- **GOAL OF THE EXERCISE**
How many lines in the entries below include the string "select"? Answer with the number only.

======== MATERIAL FOR THE TASK ========

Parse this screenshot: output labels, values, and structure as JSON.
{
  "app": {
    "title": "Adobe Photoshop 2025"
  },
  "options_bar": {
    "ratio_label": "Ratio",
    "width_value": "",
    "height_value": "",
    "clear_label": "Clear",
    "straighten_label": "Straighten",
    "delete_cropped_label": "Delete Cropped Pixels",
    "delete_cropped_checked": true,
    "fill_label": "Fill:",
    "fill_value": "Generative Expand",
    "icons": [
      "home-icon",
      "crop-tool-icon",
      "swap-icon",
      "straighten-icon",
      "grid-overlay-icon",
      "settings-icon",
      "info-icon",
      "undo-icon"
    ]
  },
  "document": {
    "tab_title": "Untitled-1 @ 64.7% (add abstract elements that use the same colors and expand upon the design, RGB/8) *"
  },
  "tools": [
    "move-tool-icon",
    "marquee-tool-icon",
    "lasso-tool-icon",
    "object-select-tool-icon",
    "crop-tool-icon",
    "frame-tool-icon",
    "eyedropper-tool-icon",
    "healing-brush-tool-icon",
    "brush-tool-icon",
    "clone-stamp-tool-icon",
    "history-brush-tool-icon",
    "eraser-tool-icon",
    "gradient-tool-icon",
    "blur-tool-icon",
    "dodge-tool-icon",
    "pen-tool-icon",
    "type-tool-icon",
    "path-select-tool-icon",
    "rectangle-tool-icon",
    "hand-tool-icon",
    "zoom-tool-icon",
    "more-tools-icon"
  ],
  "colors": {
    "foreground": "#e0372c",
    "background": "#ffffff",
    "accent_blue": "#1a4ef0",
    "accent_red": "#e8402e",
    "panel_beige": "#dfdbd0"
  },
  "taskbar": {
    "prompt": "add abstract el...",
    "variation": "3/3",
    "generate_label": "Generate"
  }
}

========

- **ANSWER TO THE EXERCISE**
2